Towards universal coverage

Finding a way to overcome barriers
Finding a way to overcome barriers

Even when basic health services are available and affordable, difficult living conditions and socio-cultural obstacles prevent many people in need from accessing prevention, diagnosis and treatment for malaria, HIV/AIDS and TB. Barriers to access include distance (transportation and patients time costs), household food insecurity or poor access to water, and intangible factors (culture, gender and other types of discrimination, lack of information and education). This programme aims to provide options to address a broad range of factors and improve the availability, quality and uptake of health services.

Building a roadmap

SPI works closely with countries in designing a roadmap towards universal coverage of prevention and treatment for HIV/AIDS, TB and malaria. Assisting countries to address constraints for the provision of affordable and responsive health care for the most vulnerable amid shortages of resources is the key challenge for the programme.

Ownership is one of the principles in advancing that agenda forward.
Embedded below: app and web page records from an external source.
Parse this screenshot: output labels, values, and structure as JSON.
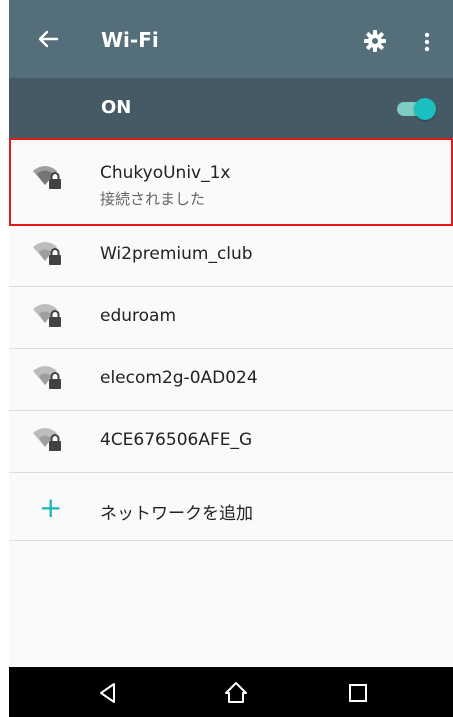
{
  "toolbar": {
    "title": "Wi-Fi",
    "back_icon": "arrow-left-icon",
    "settings_icon": "gear-icon",
    "more_icon": "more-vertical-icon",
    "background": "#546e7a"
  },
  "wifi_toggle": {
    "label": "ON",
    "state": "on",
    "accent": "#1bbfbf",
    "background": "#455a64"
  },
  "networks": [
    {
      "name": "ChukyoUniv_1x",
      "status": "接続されました",
      "icon": "wifi-secured-icon",
      "highlighted": true
    },
    {
      "name": "Wi2premium_club",
      "icon": "wifi-secured-icon"
    },
    {
      "name": "eduroam",
      "icon": "wifi-secured-icon"
    },
    {
      "name": "elecom2g-0AD024",
      "icon": "wifi-secured-icon"
    },
    {
      "name": "4CE676506AFE_G",
      "icon": "wifi-secured-icon"
    }
  ],
  "add_network": {
    "label": "ネットワークを追加",
    "icon": "plus-icon",
    "accent": "#1bb6b6"
  },
  "highlight_color": "#e01b1b",
  "nav_bar": {
    "back_icon": "nav-back-icon",
    "home_icon": "nav-home-icon",
    "recent_icon": "nav-recent-apps-icon"
  }
}
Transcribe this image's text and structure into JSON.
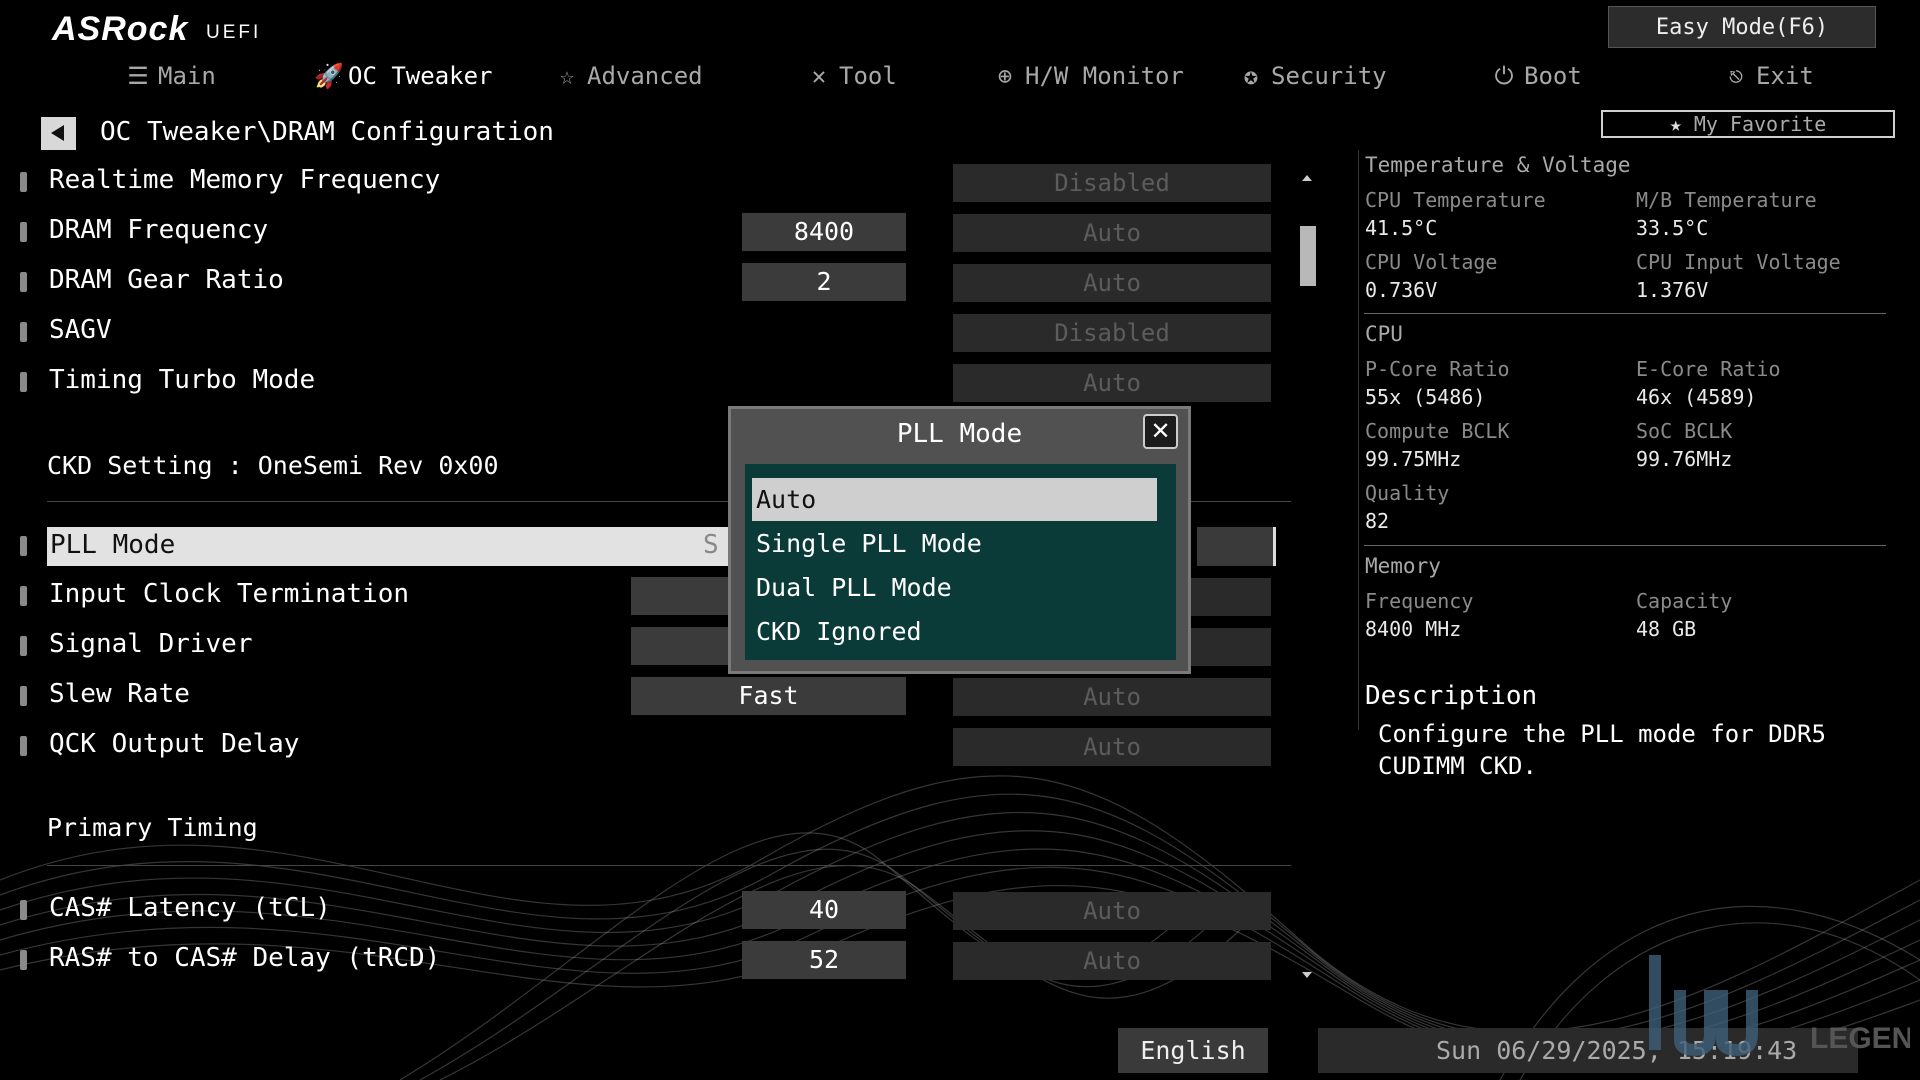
{
  "header": {
    "brand": "ASRock",
    "brand_sub": "UEFI",
    "easy_mode": "Easy Mode(F6)",
    "my_favorite": "My Favorite",
    "tabs": [
      {
        "label": "Main",
        "icon": "list-icon"
      },
      {
        "label": "OC Tweaker",
        "icon": "rocket-icon"
      },
      {
        "label": "Advanced",
        "icon": "star-icon"
      },
      {
        "label": "Tool",
        "icon": "tools-icon"
      },
      {
        "label": "H/W Monitor",
        "icon": "crosshair-icon"
      },
      {
        "label": "Security",
        "icon": "shield-icon"
      },
      {
        "label": "Boot",
        "icon": "power-icon"
      },
      {
        "label": "Exit",
        "icon": "exit-icon"
      }
    ]
  },
  "breadcrumb": "OC Tweaker\\DRAM Configuration",
  "settings": {
    "realtime_mem": {
      "label": "Realtime Memory Frequency",
      "option": "Disabled"
    },
    "dram_freq": {
      "label": "DRAM Frequency",
      "value": "8400",
      "option": "Auto"
    },
    "dram_gear": {
      "label": "DRAM Gear Ratio",
      "value": "2",
      "option": "Auto"
    },
    "sagv": {
      "label": "SAGV",
      "option": "Disabled"
    },
    "timing_turbo": {
      "label": "Timing Turbo Mode",
      "option": "Auto"
    },
    "ckd_setting": "CKD Setting : OneSemi Rev 0x00",
    "pll_mode": {
      "label": "PLL Mode",
      "value_glimpse": "S"
    },
    "input_clock": {
      "label": "Input Clock Termination"
    },
    "signal_driver": {
      "label": "Signal Driver"
    },
    "slew_rate": {
      "label": "Slew Rate",
      "value": "Fast",
      "option": "Auto"
    },
    "qck_delay": {
      "label": "QCK Output Delay",
      "option": "Auto"
    },
    "primary_timing": "Primary Timing",
    "cas_latency": {
      "label": "CAS# Latency (tCL)",
      "value": "40",
      "option": "Auto"
    },
    "ras_cas": {
      "label": "RAS# to CAS# Delay (tRCD)",
      "value": "52",
      "option": "Auto"
    }
  },
  "popup": {
    "title": "PLL Mode",
    "options": [
      "Auto",
      "Single PLL Mode",
      "Dual PLL Mode",
      "CKD Ignored"
    ],
    "selected": "Auto"
  },
  "monitor": {
    "tv_title": "Temperature & Voltage",
    "cpu_temp_label": "CPU Temperature",
    "cpu_temp": "41.5°C",
    "mb_temp_label": "M/B Temperature",
    "mb_temp": "33.5°C",
    "cpu_volt_label": "CPU Voltage",
    "cpu_volt": "0.736V",
    "cpu_in_volt_label": "CPU Input Voltage",
    "cpu_in_volt": "1.376V",
    "cpu_title": "CPU",
    "pcore_label": "P-Core Ratio",
    "pcore": "55x (5486)",
    "ecore_label": "E-Core Ratio",
    "ecore": "46x (4589)",
    "compute_label": "Compute BCLK",
    "compute": "99.75MHz",
    "soc_label": "SoC BCLK",
    "soc": "99.76MHz",
    "quality_label": "Quality",
    "quality": "82",
    "mem_title": "Memory",
    "freq_label": "Frequency",
    "freq": "8400 MHz",
    "cap_label": "Capacity",
    "cap": "48 GB"
  },
  "description": {
    "title": "Description",
    "text": "Configure the PLL mode for DDR5 CUDIMM CKD."
  },
  "footer": {
    "language": "English",
    "datetime": "Sun 06/29/2025, 15:19:43",
    "watermark": "LEGEND"
  }
}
Critical for achieving universal coverage is government commitment to public and transparent processes involving users and providers alike. SPI envisions a pathway in which stakeholders engage collectively to reassess existing policies and practices, identify new solutions and participate in their design and implementation. By engaging stakeholders now and focusing on practical, solvable issues, progress can be rapid and robust.


To provide countries with options for progressing towards univeral coverage, SPI is developing scenarios to forecast the costs and impact of scaling up a combined package of HIV/AIDS, TB and malaria interventions. Part of this scenario-building approach involves estimating the total cost for users to seek care and the impact of removing user fees for selected interventions. SPI is also engaged in developing a set of tools for countries to identify and implement "enablers" to facilitate the delivery and uptake of services. Both providers and users will be involved in the planning and implementation of these strategies.


This Programme is carried out in partnership with the Alliance for Health Policy and Systems Research of WHO, and in close collaboration with WHO Regional and Country Offices. It is supported by funds from the governments of Denmark, Italy and the UK.

External partners